▶ **TASK DETAILS**:
Copy, in full, each line of the material that holds the word "students".

------ RECORDS FOR THIS EXERCISE

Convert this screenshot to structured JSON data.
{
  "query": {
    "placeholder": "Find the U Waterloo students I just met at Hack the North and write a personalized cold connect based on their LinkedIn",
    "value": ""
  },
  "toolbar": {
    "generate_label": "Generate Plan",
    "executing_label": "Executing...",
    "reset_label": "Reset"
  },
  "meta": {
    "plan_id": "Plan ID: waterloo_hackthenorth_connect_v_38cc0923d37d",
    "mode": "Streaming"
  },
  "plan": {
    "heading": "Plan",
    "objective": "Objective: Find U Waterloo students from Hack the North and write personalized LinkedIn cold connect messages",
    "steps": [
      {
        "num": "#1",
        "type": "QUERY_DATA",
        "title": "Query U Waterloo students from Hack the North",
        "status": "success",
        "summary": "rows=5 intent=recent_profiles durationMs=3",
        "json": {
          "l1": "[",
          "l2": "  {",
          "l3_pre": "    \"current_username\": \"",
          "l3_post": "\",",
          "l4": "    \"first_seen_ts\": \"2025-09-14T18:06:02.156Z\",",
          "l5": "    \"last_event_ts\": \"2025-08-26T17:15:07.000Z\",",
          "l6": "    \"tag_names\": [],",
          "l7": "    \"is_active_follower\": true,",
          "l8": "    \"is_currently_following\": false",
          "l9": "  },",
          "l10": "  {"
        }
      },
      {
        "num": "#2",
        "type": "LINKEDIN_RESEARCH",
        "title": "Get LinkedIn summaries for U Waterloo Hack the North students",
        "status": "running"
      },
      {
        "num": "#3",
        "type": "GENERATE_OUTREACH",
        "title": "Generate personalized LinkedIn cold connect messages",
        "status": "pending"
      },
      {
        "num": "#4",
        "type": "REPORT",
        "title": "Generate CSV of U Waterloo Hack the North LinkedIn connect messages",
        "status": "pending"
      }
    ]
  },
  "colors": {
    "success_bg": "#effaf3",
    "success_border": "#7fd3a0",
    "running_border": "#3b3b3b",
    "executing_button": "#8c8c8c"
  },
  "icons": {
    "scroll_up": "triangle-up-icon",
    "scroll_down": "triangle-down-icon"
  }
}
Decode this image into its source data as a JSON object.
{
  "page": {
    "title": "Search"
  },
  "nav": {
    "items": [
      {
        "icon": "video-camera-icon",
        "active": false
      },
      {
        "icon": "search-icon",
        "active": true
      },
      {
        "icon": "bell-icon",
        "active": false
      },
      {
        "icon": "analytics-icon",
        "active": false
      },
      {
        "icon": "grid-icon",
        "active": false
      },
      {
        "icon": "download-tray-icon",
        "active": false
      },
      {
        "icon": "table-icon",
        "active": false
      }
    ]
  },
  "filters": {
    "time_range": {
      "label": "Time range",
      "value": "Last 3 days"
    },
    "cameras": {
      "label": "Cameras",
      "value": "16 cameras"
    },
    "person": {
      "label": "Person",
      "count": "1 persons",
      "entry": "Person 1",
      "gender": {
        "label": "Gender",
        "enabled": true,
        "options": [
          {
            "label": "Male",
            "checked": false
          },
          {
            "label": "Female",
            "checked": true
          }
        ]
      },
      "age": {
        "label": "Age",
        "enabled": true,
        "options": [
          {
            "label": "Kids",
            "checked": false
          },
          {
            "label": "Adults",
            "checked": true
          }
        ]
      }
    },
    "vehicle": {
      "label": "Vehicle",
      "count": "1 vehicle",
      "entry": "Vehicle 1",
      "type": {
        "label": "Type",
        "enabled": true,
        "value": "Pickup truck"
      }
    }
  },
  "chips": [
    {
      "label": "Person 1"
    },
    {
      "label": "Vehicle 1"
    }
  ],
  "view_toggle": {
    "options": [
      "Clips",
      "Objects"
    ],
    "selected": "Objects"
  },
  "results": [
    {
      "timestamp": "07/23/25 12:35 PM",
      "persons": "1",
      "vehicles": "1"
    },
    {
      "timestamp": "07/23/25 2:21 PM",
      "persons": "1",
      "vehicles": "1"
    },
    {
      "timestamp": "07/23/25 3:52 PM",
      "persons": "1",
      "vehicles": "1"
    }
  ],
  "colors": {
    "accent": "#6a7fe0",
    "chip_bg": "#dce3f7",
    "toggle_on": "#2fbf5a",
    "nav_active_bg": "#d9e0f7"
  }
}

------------

▶ **OUTPUT OF THE TASK**:
    "placeholder": "Find the U Waterloo students I just met at Hack the North and write a personalized cold connect based on their LinkedIn",
    "objective": "Objective: Find U Waterloo students from Hack the North and write personalized LinkedIn cold connect messages",
        "title": "Query U Waterloo students from Hack the North",
        "title": "Get LinkedIn summaries for U Waterloo Hack the North students",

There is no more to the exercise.